─── Task data
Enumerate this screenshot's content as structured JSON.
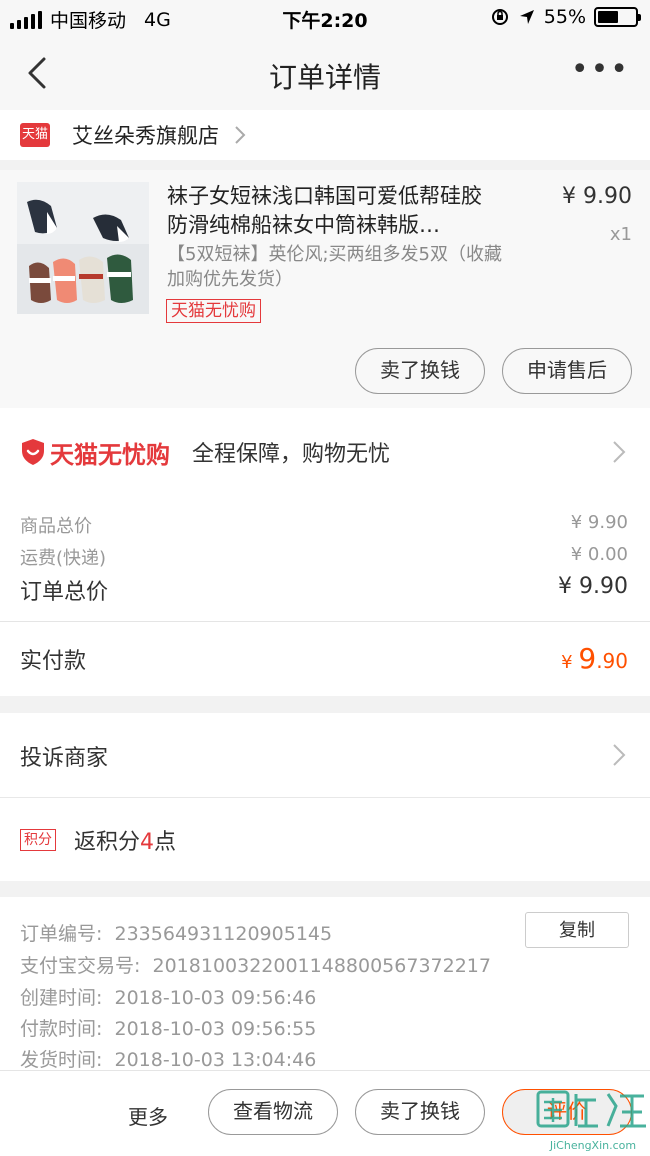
{
  "status_bar": {
    "carrier": "中国移动",
    "network": "4G",
    "time": "下午2:20",
    "battery": "55%"
  },
  "header": {
    "title": "订单详情"
  },
  "store": {
    "badge": "天猫",
    "name": "艾丝朵秀旗舰店"
  },
  "product": {
    "title": "袜子女短袜浅口韩国可爱低帮硅胶防滑纯棉船袜女中筒袜韩版…",
    "price": "¥ 9.90",
    "quantity": "x1",
    "sku": "【5双短袜】英伦风;买两组多发5双（收藏加购优先发货）",
    "tag": "天猫无忧购",
    "buttons": {
      "sell": "卖了换钱",
      "after_sale": "申请售后"
    }
  },
  "guarantee": {
    "logo_text": "天猫无忧购",
    "text": "全程保障，购物无忧"
  },
  "summary": {
    "goods_total_label": "商品总价",
    "goods_total": "¥ 9.90",
    "shipping_label": "运费(快递)",
    "shipping": "¥ 0.00",
    "order_total_label": "订单总价",
    "order_total": "¥ 9.90",
    "paid_label": "实付款",
    "paid_currency": "¥ ",
    "paid_int": "9",
    "paid_dec": ".90"
  },
  "complain": {
    "label": "投诉商家"
  },
  "points": {
    "badge": "积分",
    "prefix": "返积分",
    "count": "4",
    "suffix": "点"
  },
  "order_info": {
    "order_no_label": "订单编号:",
    "order_no": "233564931120905145",
    "copy_label": "复制",
    "alipay_label": "支付宝交易号:",
    "alipay_no": "2018100322001148800567372217",
    "created_label": "创建时间:",
    "created": "2018-10-03 09:56:46",
    "paid_time_label": "付款时间:",
    "paid_time": "2018-10-03 09:56:55",
    "shipped_label": "发货时间:",
    "shipped": "2018-10-03 13:04:46"
  },
  "bottom_bar": {
    "more": "更多",
    "logistics": "查看物流",
    "sell": "卖了换钱",
    "review": "评价"
  },
  "watermark": {
    "text": "JiChengXin.com"
  },
  "colors": {
    "tmall_red": "#e4393c",
    "price_orange": "#ff5000"
  }
}
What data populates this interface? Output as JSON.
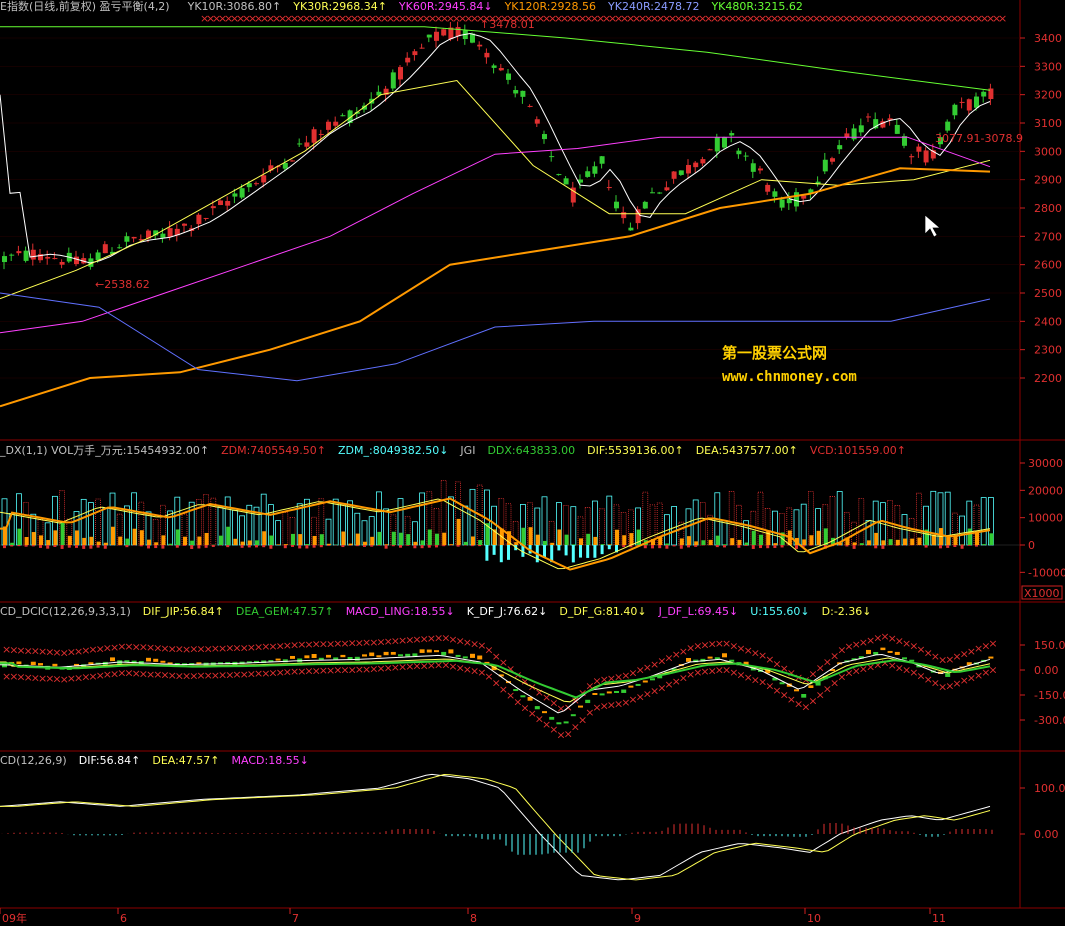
{
  "colors": {
    "up": "#e03030",
    "down": "#33cc33",
    "grid": "#8b0000",
    "axis": "#d02020",
    "cyan": "#54ffff",
    "yellow": "#ffff54",
    "magenta": "#ff40ff",
    "orange": "#ff9900",
    "white": "#ffffff",
    "blue": "#6070ff",
    "green": "#66ff33",
    "pink": "#ff54ff"
  },
  "panels": {
    "main": {
      "labels": [
        {
          "text": "E指数(日线,前复权) 盈亏平衡(4,2)",
          "color": "#c0c0c0"
        },
        {
          "text": "YK10R:3086.80↑",
          "color": "#c0c0c0"
        },
        {
          "text": "YK30R:2968.34↑",
          "color": "#ffff54"
        },
        {
          "text": "YK60R:2945.84↓",
          "color": "#ff40ff"
        },
        {
          "text": "YK120R:2928.56",
          "color": "#ff9900"
        },
        {
          "text": "YK240R:2478.72",
          "color": "#8a9cff"
        },
        {
          "text": "YK480R:3215.62",
          "color": "#66ff33"
        }
      ],
      "annotations": {
        "high": "3478.01",
        "low": "←2538.62",
        "cursor": "3077.91-3078.9"
      },
      "axis_ticks": [
        "3400",
        "3300",
        "3200",
        "3100",
        "3000",
        "2900",
        "2800",
        "2700",
        "2600",
        "2500",
        "2400",
        "2300",
        "2200"
      ]
    },
    "vol": {
      "labels": [
        {
          "text": "_DX(1,1) VOL万手_万元:15454932.00↑",
          "color": "#c0c0c0"
        },
        {
          "text": "ZDM:7405549.50↑",
          "color": "#e03030"
        },
        {
          "text": "ZDM_:8049382.50↓",
          "color": "#54ffff"
        },
        {
          "text": "JGI",
          "color": "#c0c0c0"
        },
        {
          "text": "DDX:643833.00",
          "color": "#33cc33"
        },
        {
          "text": "DIF:5539136.00↑",
          "color": "#ffff54"
        },
        {
          "text": "DEA:5437577.00↑",
          "color": "#ffff54"
        },
        {
          "text": "VCD:101559.00↑",
          "color": "#e03030"
        }
      ],
      "axis_ticks": [
        "30000",
        "20000",
        "10000",
        "0",
        "-10000"
      ],
      "unit": "X1000"
    },
    "dcic": {
      "labels": [
        {
          "text": "CD_DCIC(12,26,9,3,3,1)",
          "color": "#c0c0c0"
        },
        {
          "text": "DIF_JIP:56.84↑",
          "color": "#ffff54"
        },
        {
          "text": "DEA_GEM:47.57↑",
          "color": "#33cc33"
        },
        {
          "text": "MACD_LING:18.55↓",
          "color": "#ff40ff"
        },
        {
          "text": "K_DF_J:76.62↓",
          "color": "#ffffff"
        },
        {
          "text": "D_DF_G:81.40↓",
          "color": "#ffff54"
        },
        {
          "text": "J_DF_L:69.45↓",
          "color": "#ff40ff"
        },
        {
          "text": "U:155.60↓",
          "color": "#54ffff"
        },
        {
          "text": "D:-2.36↓",
          "color": "#ffff54"
        }
      ],
      "axis_ticks": [
        "150.0",
        "0.00",
        "-150.0",
        "-300.0"
      ]
    },
    "macd": {
      "labels": [
        {
          "text": "CD(12,26,9)",
          "color": "#c0c0c0"
        },
        {
          "text": "DIF:56.84↑",
          "color": "#ffffff"
        },
        {
          "text": "DEA:47.57↑",
          "color": "#ffff54"
        },
        {
          "text": "MACD:18.55↓",
          "color": "#ff40ff"
        }
      ],
      "axis_ticks": [
        "100.0",
        "0.00"
      ]
    }
  },
  "time_axis": [
    "09年",
    "6",
    "7",
    "8",
    "9",
    "10",
    "11"
  ],
  "watermark": {
    "line1": "第一股票公式网",
    "line2": "www.chnmoney.com"
  },
  "chart_data": {
    "type": "candlestick",
    "series": [
      {
        "name": "YK10R",
        "values_approx": [
          2640,
          2700,
          2850,
          3050,
          3250,
          3400,
          3150,
          2900,
          2700,
          2850,
          2950,
          2800,
          2900,
          3050,
          3086.8
        ]
      },
      {
        "name": "YK30R",
        "values_approx": [
          2480,
          2580,
          2700,
          2850,
          3000,
          3200,
          3250,
          2950,
          2780,
          2780,
          2900,
          2880,
          2900,
          2968.34
        ]
      },
      {
        "name": "YK60R",
        "values_approx": [
          2360,
          2400,
          2500,
          2600,
          2700,
          2850,
          2990,
          3010,
          3050,
          3050,
          3050,
          3050,
          2945.84
        ]
      },
      {
        "name": "YK120R",
        "values_approx": [
          2100,
          2200,
          2220,
          2300,
          2400,
          2600,
          2650,
          2700,
          2800,
          2850,
          2940,
          2928.56
        ]
      },
      {
        "name": "YK240R",
        "values_approx": [
          2500,
          2450,
          2230,
          2190,
          2250,
          2380,
          2400,
          2400,
          2400,
          2400,
          2478.72
        ]
      },
      {
        "name": "YK480R",
        "values_approx": [
          3440,
          3440,
          3440,
          3440,
          3400,
          3350,
          3280,
          3215.62
        ]
      }
    ],
    "price_high": 3478.01,
    "price_low": 2538.62,
    "ylim": [
      2100,
      3500
    ],
    "x": [
      "09年",
      "6",
      "7",
      "8",
      "9",
      "10",
      "11"
    ]
  }
}
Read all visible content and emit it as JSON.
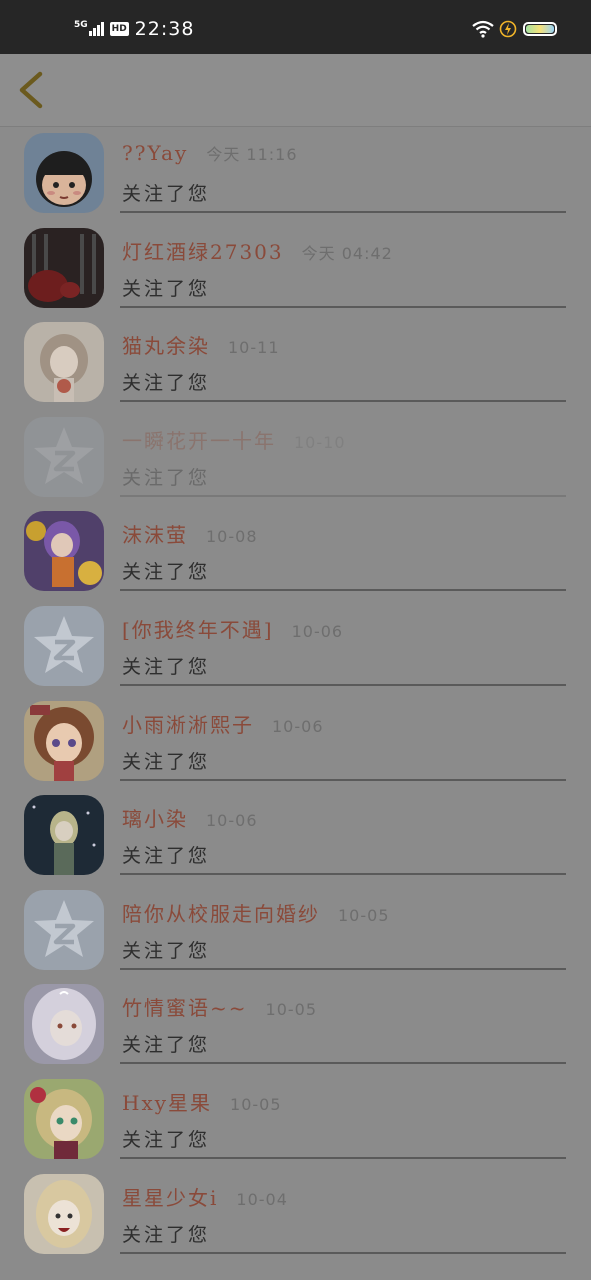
{
  "status_bar": {
    "network": "5G",
    "hd": "HD",
    "time": "22:38"
  },
  "header": {
    "back_icon": "chevron-left-icon",
    "accent": "#6b5a1e"
  },
  "items": [
    {
      "name": "??Yay",
      "time": "今天 11:16",
      "action": "关注了您",
      "avatar": "cartoon"
    },
    {
      "name": "灯红酒绿27303",
      "time": "今天 04:42",
      "action": "关注了您",
      "avatar": "dark-red"
    },
    {
      "name": "猫丸余染",
      "time": "10-11",
      "action": "关注了您",
      "avatar": "light-girl"
    },
    {
      "name": "一瞬花开一十年",
      "time": "10-10",
      "action": "关注了您",
      "avatar": "qq-default",
      "faded": true
    },
    {
      "name": "沫沫萤",
      "time": "10-08",
      "action": "关注了您",
      "avatar": "purple-anime"
    },
    {
      "name": "[你我终年不遇]",
      "time": "10-06",
      "action": "关注了您",
      "avatar": "qq-default"
    },
    {
      "name": "小雨淅淅熙子",
      "time": "10-06",
      "action": "关注了您",
      "avatar": "brown-anime"
    },
    {
      "name": "璃小染",
      "time": "10-06",
      "action": "关注了您",
      "avatar": "dark-anime"
    },
    {
      "name": "陪你从校服走向婚纱",
      "time": "10-05",
      "action": "关注了您",
      "avatar": "qq-default"
    },
    {
      "name": "竹情蜜语~~",
      "time": "10-05",
      "action": "关注了您",
      "avatar": "white-anime"
    },
    {
      "name": "Hxy星果",
      "time": "10-05",
      "action": "关注了您",
      "avatar": "green-anime"
    },
    {
      "name": "星星少女i",
      "time": "10-04",
      "action": "关注了您",
      "avatar": "blond-anime"
    }
  ]
}
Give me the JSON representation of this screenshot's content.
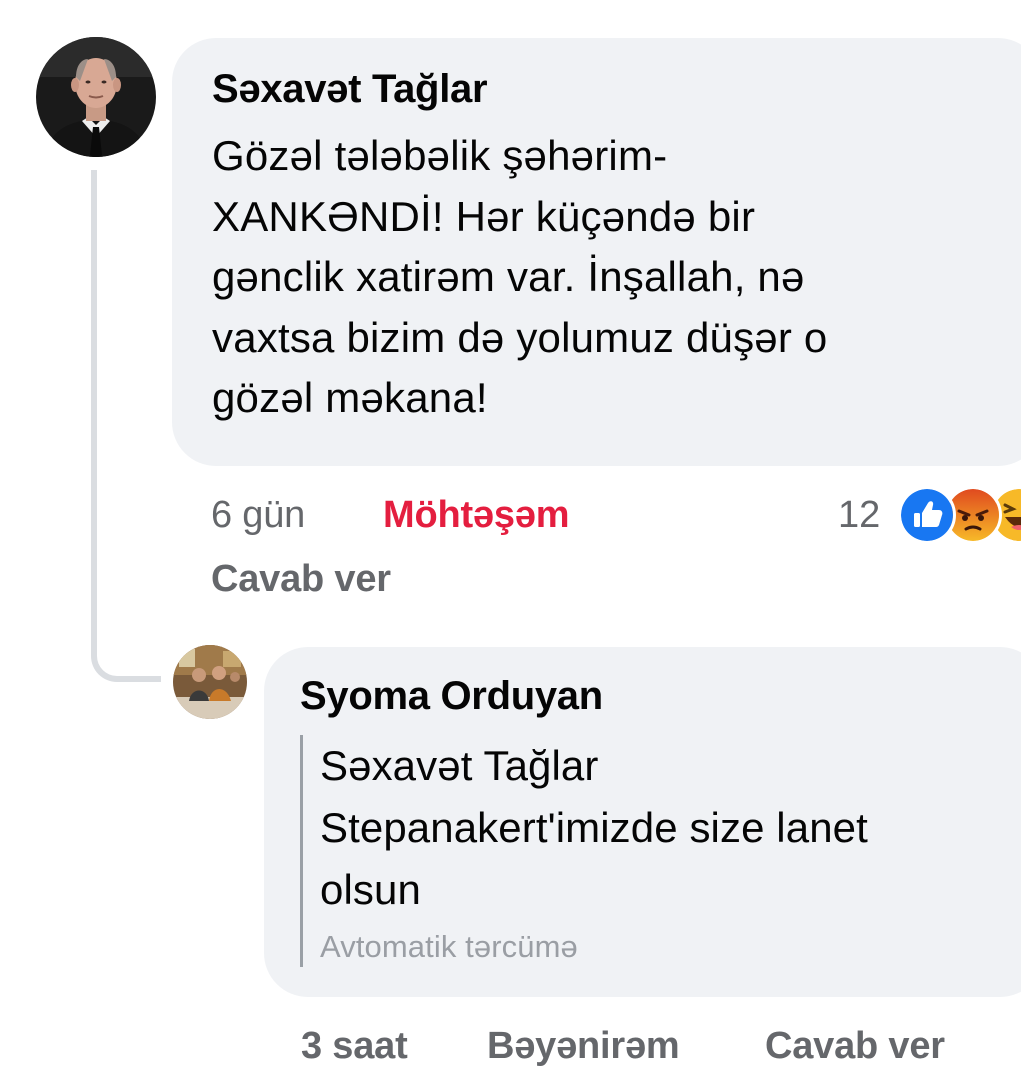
{
  "main_comment": {
    "author": "Səxavət Tağlar",
    "avatar_icon": "profile-photo-man-in-suit",
    "lines": [
      "Gözəl tələbəlik şəhərim-",
      "XANKƏNDİ! Hər küçəndə bir",
      "gənclik xatirəm var. İnşallah, nə",
      "vaxtsa bizim də yolumuz düşər o",
      "gözəl məkana!"
    ],
    "time": "6 gün",
    "reaction_label": "Möhtəşəm",
    "reaction_label_color": "#e41e3f",
    "reply_label": "Cavab ver",
    "reaction_count": "12",
    "reaction_icons": [
      "like-icon",
      "angry-icon",
      "haha-icon"
    ]
  },
  "reply_comment": {
    "author": "Syoma Orduyan",
    "avatar_icon": "profile-photo-group",
    "quote_lines": [
      "Səxavət Tağlar",
      "Stepanakert'imizde size lanet",
      "olsun"
    ],
    "auto_translate_label": "Avtomatik tərcümə",
    "time": "3 saat",
    "like_label": "Bəyənirəm",
    "reply_label": "Cavab ver"
  },
  "colors": {
    "bubble_background": "#f0f2f5",
    "secondary_text": "#65676b",
    "thread_line": "#dadde1",
    "like_blue": "#1877f2",
    "angry_orange": "#e8632b",
    "haha_yellow": "#f7b928"
  }
}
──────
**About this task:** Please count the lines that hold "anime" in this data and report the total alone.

**Your solution:** 6